> _Problem statement_:
Would you please write out the records below exactly as they appear?

[Items from an interface collection]
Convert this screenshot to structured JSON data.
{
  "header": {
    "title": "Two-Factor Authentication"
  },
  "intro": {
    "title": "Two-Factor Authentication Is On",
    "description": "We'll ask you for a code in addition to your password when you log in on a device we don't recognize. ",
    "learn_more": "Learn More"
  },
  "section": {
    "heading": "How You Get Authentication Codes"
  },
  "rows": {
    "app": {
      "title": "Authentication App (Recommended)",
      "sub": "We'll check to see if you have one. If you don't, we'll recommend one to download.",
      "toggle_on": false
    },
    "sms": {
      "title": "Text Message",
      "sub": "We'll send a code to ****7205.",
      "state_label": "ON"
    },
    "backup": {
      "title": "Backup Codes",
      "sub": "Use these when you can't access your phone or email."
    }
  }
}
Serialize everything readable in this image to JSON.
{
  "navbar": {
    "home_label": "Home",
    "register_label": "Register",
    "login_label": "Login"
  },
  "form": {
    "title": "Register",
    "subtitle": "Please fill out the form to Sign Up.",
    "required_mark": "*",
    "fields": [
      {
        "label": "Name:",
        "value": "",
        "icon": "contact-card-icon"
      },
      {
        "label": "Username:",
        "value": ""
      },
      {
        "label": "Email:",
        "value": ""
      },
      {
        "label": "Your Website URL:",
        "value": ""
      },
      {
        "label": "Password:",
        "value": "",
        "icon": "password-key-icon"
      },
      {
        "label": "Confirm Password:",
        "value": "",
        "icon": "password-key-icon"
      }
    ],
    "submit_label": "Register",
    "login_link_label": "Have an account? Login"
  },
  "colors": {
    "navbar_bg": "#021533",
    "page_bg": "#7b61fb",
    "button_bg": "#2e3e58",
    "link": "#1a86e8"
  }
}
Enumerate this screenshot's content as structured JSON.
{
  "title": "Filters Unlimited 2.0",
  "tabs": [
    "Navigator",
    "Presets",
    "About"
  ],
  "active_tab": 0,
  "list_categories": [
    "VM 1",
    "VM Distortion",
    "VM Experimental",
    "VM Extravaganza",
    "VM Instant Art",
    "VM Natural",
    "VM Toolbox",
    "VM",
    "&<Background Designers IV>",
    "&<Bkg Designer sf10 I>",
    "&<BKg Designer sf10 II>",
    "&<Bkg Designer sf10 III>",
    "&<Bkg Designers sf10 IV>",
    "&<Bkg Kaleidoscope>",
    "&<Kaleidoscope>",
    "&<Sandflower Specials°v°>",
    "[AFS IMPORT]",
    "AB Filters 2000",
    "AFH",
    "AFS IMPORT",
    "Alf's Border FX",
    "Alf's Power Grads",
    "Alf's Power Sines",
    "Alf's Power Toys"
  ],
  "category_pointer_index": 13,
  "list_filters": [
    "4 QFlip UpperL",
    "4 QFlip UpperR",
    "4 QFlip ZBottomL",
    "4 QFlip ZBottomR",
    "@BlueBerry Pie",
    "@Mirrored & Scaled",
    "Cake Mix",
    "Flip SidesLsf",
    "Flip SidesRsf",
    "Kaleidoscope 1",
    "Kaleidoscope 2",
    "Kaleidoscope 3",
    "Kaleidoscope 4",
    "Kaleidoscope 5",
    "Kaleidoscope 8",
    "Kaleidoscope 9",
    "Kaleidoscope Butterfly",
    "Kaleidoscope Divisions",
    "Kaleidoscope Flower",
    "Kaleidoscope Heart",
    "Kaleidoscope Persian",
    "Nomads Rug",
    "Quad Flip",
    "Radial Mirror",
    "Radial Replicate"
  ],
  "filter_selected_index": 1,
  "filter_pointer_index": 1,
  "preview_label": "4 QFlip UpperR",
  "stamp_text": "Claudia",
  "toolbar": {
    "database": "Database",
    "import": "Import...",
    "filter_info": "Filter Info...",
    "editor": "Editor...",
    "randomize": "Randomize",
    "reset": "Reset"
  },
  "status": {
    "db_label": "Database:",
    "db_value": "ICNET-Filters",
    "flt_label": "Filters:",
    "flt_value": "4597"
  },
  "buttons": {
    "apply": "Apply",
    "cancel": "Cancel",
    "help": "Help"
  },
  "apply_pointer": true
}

> _Answer to this problem_:
Convert this screenshot to structured JSON data.
{
  "header": {
    "title": "Two-Factor Authentication"
  },
  "intro": {
    "title": "Two-Factor Authentication Is On",
    "description": "We'll ask you for a code in addition to your password when you log in on a device we don't recognize. ",
    "learn_more": "Learn More"
  },
  "section": {
    "heading": "How You Get Authentication Codes"
  },
  "rows": {
    "app": {
      "title": "Authentication App (Recommended)",
      "sub": "We'll check to see if you have one. If you don't, we'll recommend one to download.",
      "toggle_on": false
    },
    "sms": {
      "title": "Text Message",
      "sub": "We'll send a code to ****7205.",
      "state_label": "ON"
    },
    "backup": {
      "title": "Backup Codes",
      "sub": "Use these when you can't access your phone or email."
    }
  }
}
Serialize everything readable in this image to JSON.
{
  "navbar": {
    "home_label": "Home",
    "register_label": "Register",
    "login_label": "Login"
  },
  "form": {
    "title": "Register",
    "subtitle": "Please fill out the form to Sign Up.",
    "required_mark": "*",
    "fields": [
      {
        "label": "Name:",
        "value": "",
        "icon": "contact-card-icon"
      },
      {
        "label": "Username:",
        "value": ""
      },
      {
        "label": "Email:",
        "value": ""
      },
      {
        "label": "Your Website URL:",
        "value": ""
      },
      {
        "label": "Password:",
        "value": "",
        "icon": "password-key-icon"
      },
      {
        "label": "Confirm Password:",
        "value": "",
        "icon": "password-key-icon"
      }
    ],
    "submit_label": "Register",
    "login_link_label": "Have an account? Login"
  },
  "colors": {
    "navbar_bg": "#021533",
    "page_bg": "#7b61fb",
    "button_bg": "#2e3e58",
    "link": "#1a86e8"
  }
}
Enumerate this screenshot's content as structured JSON.
{
  "title": "Filters Unlimited 2.0",
  "tabs": [
    "Navigator",
    "Presets",
    "About"
  ],
  "active_tab": 0,
  "list_categories": [
    "VM 1",
    "VM Distortion",
    "VM Experimental",
    "VM Extravaganza",
    "VM Instant Art",
    "VM Natural",
    "VM Toolbox",
    "VM",
    "&<Background Designers IV>",
    "&<Bkg Designer sf10 I>",
    "&<BKg Designer sf10 II>",
    "&<Bkg Designer sf10 III>",
    "&<Bkg Designers sf10 IV>",
    "&<Bkg Kaleidoscope>",
    "&<Kaleidoscope>",
    "&<Sandflower Specials°v°>",
    "[AFS IMPORT]",
    "AB Filters 2000",
    "AFH",
    "AFS IMPORT",
    "Alf's Border FX",
    "Alf's Power Grads",
    "Alf's Power Sines",
    "Alf's Power Toys"
  ],
  "category_pointer_index": 13,
  "list_filters": [
    "4 QFlip UpperL",
    "4 QFlip UpperR",
    "4 QFlip ZBottomL",
    "4 QFlip ZBottomR",
    "@BlueBerry Pie",
    "@Mirrored & Scaled",
    "Cake Mix",
    "Flip SidesLsf",
    "Flip SidesRsf",
    "Kaleidoscope 1",
    "Kaleidoscope 2",
    "Kaleidoscope 3",
    "Kaleidoscope 4",
    "Kaleidoscope 5",
    "Kaleidoscope 8",
    "Kaleidoscope 9",
    "Kaleidoscope Butterfly",
    "Kaleidoscope Divisions",
    "Kaleidoscope Flower",
    "Kaleidoscope Heart",
    "Kaleidoscope Persian",
    "Nomads Rug",
    "Quad Flip",
    "Radial Mirror",
    "Radial Replicate"
  ],
  "filter_selected_index": 1,
  "filter_pointer_index": 1,
  "preview_label": "4 QFlip UpperR",
  "stamp_text": "Claudia",
  "toolbar": {
    "database": "Database",
    "import": "Import...",
    "filter_info": "Filter Info...",
    "editor": "Editor...",
    "randomize": "Randomize",
    "reset": "Reset"
  },
  "status": {
    "db_label": "Database:",
    "db_value": "ICNET-Filters",
    "flt_label": "Filters:",
    "flt_value": "4597"
  },
  "buttons": {
    "apply": "Apply",
    "cancel": "Cancel",
    "help": "Help"
  },
  "apply_pointer": true
}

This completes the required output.